──────── Data for this task

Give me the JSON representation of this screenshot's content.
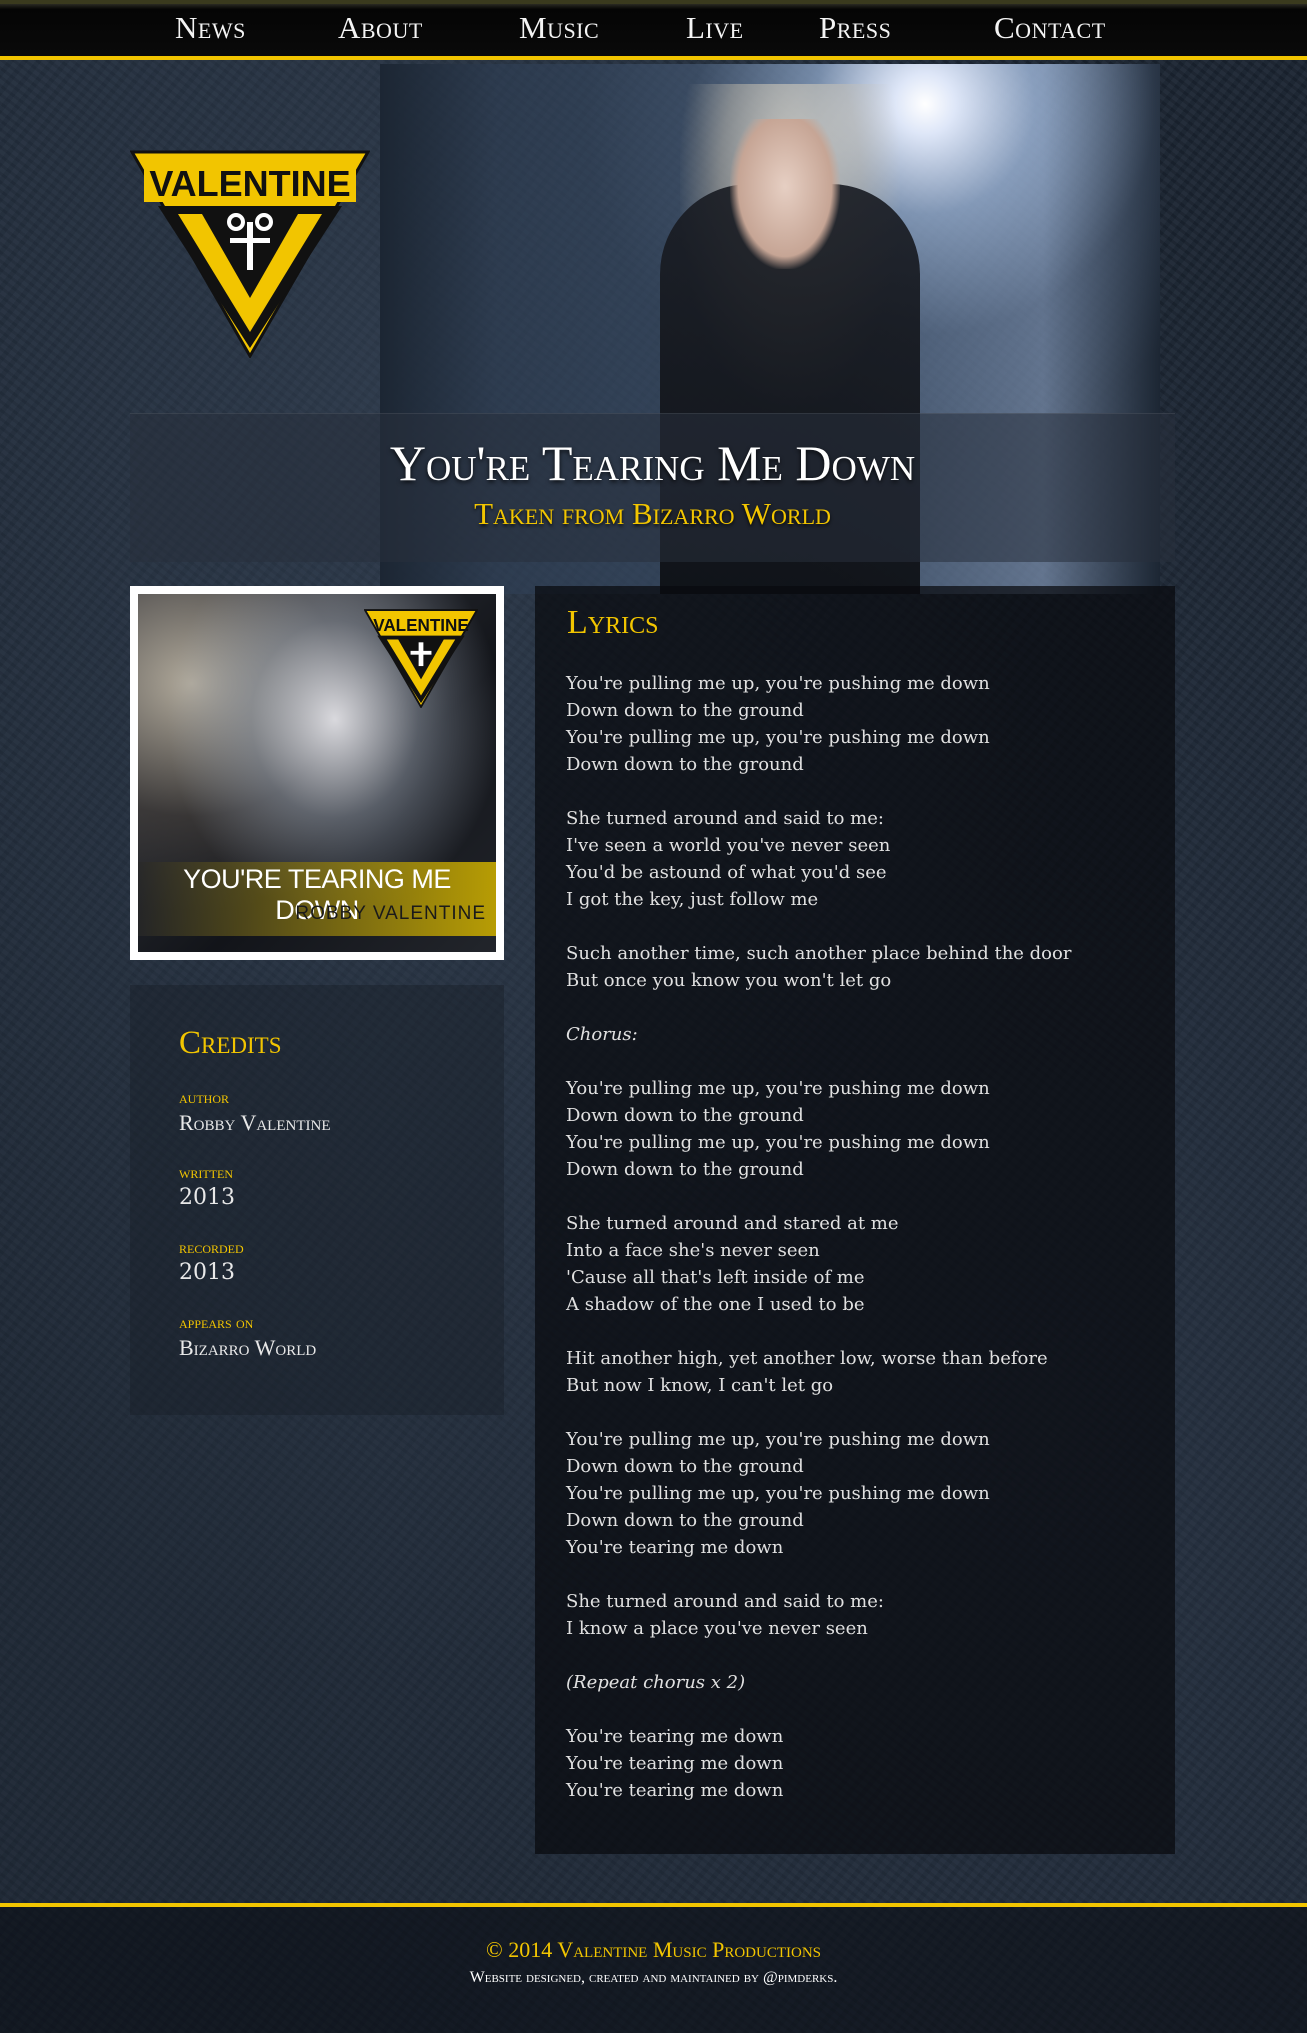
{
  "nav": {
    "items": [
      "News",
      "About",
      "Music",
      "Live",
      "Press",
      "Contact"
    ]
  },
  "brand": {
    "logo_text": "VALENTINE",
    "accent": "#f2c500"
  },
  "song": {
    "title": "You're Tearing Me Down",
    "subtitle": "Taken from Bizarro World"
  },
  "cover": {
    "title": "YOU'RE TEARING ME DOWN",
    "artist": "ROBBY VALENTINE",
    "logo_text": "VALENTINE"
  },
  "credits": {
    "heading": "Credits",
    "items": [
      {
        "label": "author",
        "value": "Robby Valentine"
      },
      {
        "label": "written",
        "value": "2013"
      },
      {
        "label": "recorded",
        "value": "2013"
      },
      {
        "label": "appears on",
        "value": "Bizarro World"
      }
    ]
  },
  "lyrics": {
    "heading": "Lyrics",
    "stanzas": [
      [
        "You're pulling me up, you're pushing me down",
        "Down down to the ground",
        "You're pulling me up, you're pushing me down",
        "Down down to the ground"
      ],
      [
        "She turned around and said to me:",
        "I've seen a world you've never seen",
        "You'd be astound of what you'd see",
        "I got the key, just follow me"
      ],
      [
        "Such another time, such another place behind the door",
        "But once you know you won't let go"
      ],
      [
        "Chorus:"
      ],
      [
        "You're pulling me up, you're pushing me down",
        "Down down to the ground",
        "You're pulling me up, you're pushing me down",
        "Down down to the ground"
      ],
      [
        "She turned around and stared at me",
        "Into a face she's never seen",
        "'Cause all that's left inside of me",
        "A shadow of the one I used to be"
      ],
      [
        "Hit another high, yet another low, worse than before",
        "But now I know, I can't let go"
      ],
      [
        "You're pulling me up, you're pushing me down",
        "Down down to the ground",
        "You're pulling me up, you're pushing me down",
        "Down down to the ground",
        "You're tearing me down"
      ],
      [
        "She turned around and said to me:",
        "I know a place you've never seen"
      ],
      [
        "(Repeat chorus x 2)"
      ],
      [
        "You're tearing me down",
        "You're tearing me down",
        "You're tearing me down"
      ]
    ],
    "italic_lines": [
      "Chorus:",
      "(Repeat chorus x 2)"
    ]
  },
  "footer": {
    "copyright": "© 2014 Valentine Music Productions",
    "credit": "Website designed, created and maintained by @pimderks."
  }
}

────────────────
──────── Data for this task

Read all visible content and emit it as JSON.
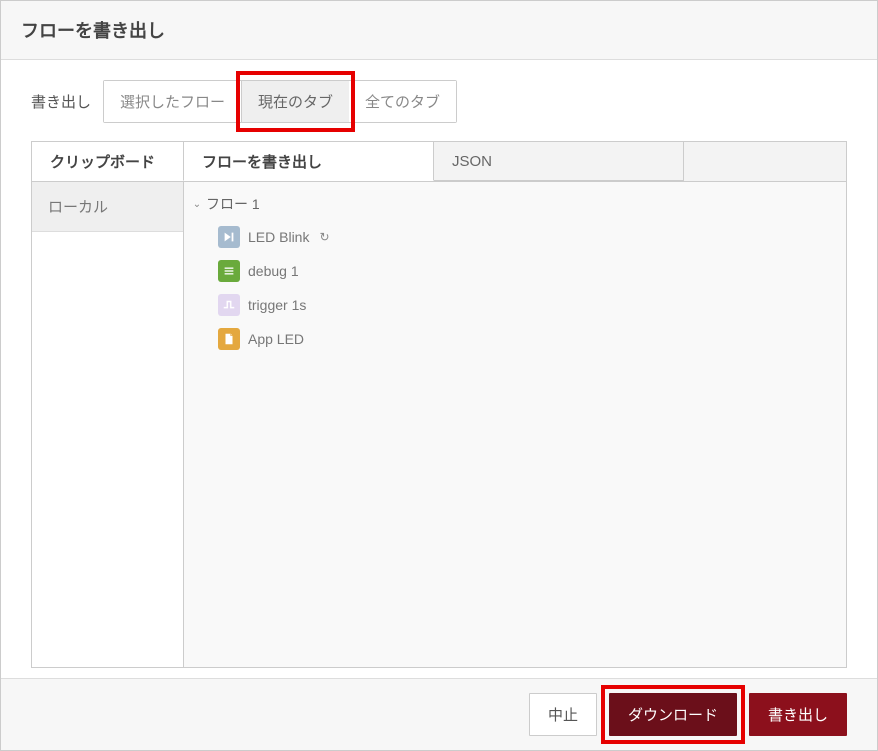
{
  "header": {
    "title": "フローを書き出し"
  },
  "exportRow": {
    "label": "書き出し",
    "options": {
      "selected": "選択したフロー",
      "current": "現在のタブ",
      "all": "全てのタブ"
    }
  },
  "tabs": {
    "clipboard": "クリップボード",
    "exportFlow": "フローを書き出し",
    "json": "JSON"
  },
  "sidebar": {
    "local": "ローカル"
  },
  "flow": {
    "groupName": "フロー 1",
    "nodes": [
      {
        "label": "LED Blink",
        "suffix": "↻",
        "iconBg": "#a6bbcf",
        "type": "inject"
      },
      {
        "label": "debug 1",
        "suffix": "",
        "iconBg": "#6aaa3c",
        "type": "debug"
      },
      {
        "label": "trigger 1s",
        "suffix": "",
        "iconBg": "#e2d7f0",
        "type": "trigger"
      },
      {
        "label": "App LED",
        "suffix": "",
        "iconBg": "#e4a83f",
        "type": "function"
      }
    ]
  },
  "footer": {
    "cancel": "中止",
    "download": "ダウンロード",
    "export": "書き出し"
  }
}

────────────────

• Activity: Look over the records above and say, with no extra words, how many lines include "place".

• Answer section: 2